By Kevin Muir of “The Macro Tourist” fame; reposted here with permission
JP Morgan’s CEO Jamie Dimon has released his annual letter to shareholders. It’s actually interesting reading, and although at 45 pages it’s a little long, it’s probably worth a quick peruse.
But there are a couple of parts where I have to take issue with Jamie. From Yahoo finance:
Dimon said it would be reasonable to expect a 10-year Treasury note yield of 4 percent with normal growth and inflation approaching 2 percent. The fact that the 10-year is trading closer to 3 percent is probably due to continued large purchases of Treasury bonds by the Fed, which are going to taper off.
If inflation and wages grow at a faster rate than currently anticipated, “the Federal Reserve and other central banks may have to take more drastic action than they currently anticipate … reacting to markets, not guiding the markets,” Jamie Dimon said in his annual letter to the bank’s shareholders.
Let’s start with the first one. The 10-year is not trading at closer to 3 percent because of the “continue large purchase of Treasury bonds by the Fed.”
Dimon mistakenly falls into the common trap of believing that when the Federal Reserve buys bonds, it causes the price of the bonds to rise. Quantitative easing is inflationary, and should be a long-bong investor’s worst nightmare. Therefore, if the Federal Reserve is expanding their balance sheet through bond purchases, you would expect investors to adjust by selling long-dated bonds. Which is exactly what happened during all the US quantitative easing programs.
I realize that if the private sector credit creation mechanism is not functioning properly, QE purchases can overwhelm the expected supply response, but it is a mistake to assume that since the Federal Reserve is buying bonds then longer-term yields must be artificially suppressed. What happened each time the Fed stopped QE? Yields fell. The complete opposite of what Jamie would predict.
For the past few years, the Fed’s open-market operations have had little effect on US Treasury prices. Chances are that the Bank of Japan and ECB balance sheet expansion has way more to do with the lower than expected US bond yield than anything the Fed is doing.
But that’s not my real beef with Jamie. No, what I find amusing is his belief that the Federal Reserve might have to take “drastic action” raising rates due to inflation. I have no doubt that Jamie is sincere in his belief that inflation might take off, and that this will put the Federal Reserve in a terrible bind. However I take issue with his forecast that the Federal Reserve will step up to the plate and raise rates as quickly as Jamie foresees.

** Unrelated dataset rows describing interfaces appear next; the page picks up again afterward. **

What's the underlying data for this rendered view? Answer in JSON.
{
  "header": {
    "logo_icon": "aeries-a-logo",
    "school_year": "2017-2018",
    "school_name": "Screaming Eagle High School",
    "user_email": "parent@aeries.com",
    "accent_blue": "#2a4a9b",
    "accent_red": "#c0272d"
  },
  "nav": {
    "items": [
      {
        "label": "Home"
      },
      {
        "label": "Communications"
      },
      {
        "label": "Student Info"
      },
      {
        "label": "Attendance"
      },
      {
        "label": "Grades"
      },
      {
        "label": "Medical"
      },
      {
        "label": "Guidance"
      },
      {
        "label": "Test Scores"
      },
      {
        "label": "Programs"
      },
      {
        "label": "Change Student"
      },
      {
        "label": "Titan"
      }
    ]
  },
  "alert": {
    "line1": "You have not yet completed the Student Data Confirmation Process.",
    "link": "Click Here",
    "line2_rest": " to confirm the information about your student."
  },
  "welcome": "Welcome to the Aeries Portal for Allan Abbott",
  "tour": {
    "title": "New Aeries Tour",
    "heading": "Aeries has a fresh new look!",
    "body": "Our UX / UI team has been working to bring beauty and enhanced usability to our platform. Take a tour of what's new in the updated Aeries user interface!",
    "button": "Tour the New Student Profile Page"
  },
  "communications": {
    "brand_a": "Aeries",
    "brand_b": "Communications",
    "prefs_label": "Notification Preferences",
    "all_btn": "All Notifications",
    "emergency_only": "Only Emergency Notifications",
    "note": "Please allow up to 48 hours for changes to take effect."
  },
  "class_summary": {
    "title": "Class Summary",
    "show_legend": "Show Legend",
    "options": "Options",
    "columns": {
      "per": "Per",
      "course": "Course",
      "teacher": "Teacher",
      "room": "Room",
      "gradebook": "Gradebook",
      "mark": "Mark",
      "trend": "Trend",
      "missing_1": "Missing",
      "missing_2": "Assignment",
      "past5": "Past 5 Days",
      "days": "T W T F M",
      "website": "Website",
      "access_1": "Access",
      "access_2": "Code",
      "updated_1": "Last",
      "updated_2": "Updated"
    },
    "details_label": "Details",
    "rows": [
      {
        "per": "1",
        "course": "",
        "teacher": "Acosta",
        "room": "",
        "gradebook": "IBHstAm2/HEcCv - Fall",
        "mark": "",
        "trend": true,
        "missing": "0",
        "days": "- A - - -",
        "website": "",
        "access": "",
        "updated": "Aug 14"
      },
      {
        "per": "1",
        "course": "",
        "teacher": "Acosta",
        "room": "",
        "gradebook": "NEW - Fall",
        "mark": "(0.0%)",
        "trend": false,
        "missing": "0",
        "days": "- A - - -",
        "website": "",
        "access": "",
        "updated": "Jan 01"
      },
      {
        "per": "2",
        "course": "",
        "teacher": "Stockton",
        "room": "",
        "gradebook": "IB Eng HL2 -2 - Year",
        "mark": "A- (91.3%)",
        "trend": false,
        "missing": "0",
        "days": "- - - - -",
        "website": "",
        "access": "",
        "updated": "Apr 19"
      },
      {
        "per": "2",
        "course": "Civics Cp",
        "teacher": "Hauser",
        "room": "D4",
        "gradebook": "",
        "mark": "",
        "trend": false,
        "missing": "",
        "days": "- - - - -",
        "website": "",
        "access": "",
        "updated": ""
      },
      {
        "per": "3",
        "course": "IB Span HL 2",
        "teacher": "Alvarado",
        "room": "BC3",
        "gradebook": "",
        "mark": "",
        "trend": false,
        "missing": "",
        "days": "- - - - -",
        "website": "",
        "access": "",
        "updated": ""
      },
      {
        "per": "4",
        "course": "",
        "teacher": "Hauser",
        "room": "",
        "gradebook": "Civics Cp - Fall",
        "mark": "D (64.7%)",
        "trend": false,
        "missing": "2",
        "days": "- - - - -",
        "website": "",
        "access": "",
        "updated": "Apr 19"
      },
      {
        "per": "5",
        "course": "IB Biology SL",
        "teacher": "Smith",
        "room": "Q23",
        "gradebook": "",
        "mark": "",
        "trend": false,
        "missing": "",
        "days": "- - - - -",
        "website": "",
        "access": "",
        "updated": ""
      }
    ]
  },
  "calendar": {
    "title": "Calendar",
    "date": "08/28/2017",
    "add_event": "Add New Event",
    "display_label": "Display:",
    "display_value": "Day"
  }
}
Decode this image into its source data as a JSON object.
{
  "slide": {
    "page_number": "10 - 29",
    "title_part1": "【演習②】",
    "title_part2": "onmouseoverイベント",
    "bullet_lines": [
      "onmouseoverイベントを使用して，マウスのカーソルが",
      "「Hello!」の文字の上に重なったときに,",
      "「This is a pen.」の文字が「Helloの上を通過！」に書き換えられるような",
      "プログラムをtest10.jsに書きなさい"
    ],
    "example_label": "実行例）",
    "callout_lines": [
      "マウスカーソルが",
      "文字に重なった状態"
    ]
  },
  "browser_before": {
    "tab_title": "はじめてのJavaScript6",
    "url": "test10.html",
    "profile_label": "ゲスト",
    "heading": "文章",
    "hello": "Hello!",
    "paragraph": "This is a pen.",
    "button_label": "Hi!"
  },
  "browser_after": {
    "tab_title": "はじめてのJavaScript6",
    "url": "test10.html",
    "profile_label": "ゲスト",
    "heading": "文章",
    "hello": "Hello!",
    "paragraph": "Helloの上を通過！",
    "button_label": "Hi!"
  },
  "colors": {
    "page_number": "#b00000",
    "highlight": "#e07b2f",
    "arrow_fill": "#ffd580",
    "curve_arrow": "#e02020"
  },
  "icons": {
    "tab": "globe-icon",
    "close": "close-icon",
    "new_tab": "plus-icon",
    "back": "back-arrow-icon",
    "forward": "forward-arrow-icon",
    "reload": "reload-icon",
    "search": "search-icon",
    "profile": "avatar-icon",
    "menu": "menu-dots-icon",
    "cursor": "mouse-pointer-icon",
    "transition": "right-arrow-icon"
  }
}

The reason for my skepticism? The debt distribution profile of the US government.
Look closely at how much of the US Federal Debt is short-term. The vast majority of it matures in less than 5 years.
Given the nearly four decades of interest rate decline, you might think it wise to lengthen the duration of your borrowing. Especially when you consider what’s happened to the overall debt level.
So let’s recap. The total amount of debt is as large as it has ever been, while the vast majority of it is borrowed at the short end of the curve. Yet Dimon thinks the Fed will take “drastic action” and raise rates aggressively in the face of higher inflation?
All I can say is, sold to you Jamie. If inflation takes off, the Federal Reserve will face incredible pressure to not raise rates as quickly as monetary historians like Jamie Dimon recommend. It will simply be too painful. It’s not going to happen.